▸ **What you are asked to do**
All of the data that follows should be output again without any alteration.

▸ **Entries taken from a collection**

--- START ---

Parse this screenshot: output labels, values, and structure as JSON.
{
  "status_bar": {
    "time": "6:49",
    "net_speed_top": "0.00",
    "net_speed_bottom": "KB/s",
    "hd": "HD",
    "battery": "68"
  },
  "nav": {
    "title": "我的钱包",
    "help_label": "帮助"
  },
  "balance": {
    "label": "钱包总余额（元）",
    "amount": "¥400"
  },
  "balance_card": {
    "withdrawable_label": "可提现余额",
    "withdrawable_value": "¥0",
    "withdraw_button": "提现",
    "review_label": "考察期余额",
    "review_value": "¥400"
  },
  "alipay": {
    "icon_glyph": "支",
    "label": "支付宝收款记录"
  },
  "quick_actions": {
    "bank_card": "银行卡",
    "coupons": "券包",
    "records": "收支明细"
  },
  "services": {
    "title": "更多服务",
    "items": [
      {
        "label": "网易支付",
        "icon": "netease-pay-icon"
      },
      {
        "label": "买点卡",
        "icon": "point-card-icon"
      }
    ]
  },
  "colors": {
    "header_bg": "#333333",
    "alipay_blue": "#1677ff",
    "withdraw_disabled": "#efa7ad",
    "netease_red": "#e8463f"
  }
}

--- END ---

▸ **Finished task**
Parse this screenshot: output labels, values, and structure as JSON.
{
  "status_bar": {
    "time": "6:49",
    "net_speed_top": "0.00",
    "net_speed_bottom": "KB/s",
    "hd": "HD",
    "battery": "68"
  },
  "nav": {
    "title": "我的钱包",
    "help_label": "帮助"
  },
  "balance": {
    "label": "钱包总余额（元）",
    "amount": "¥400"
  },
  "balance_card": {
    "withdrawable_label": "可提现余额",
    "withdrawable_value": "¥0",
    "withdraw_button": "提现",
    "review_label": "考察期余额",
    "review_value": "¥400"
  },
  "alipay": {
    "icon_glyph": "支",
    "label": "支付宝收款记录"
  },
  "quick_actions": {
    "bank_card": "银行卡",
    "coupons": "券包",
    "records": "收支明细"
  },
  "services": {
    "title": "更多服务",
    "items": [
      {
        "label": "网易支付",
        "icon": "netease-pay-icon"
      },
      {
        "label": "买点卡",
        "icon": "point-card-icon"
      }
    ]
  },
  "colors": {
    "header_bg": "#333333",
    "alipay_blue": "#1677ff",
    "withdraw_disabled": "#efa7ad",
    "netease_red": "#e8463f"
  }
}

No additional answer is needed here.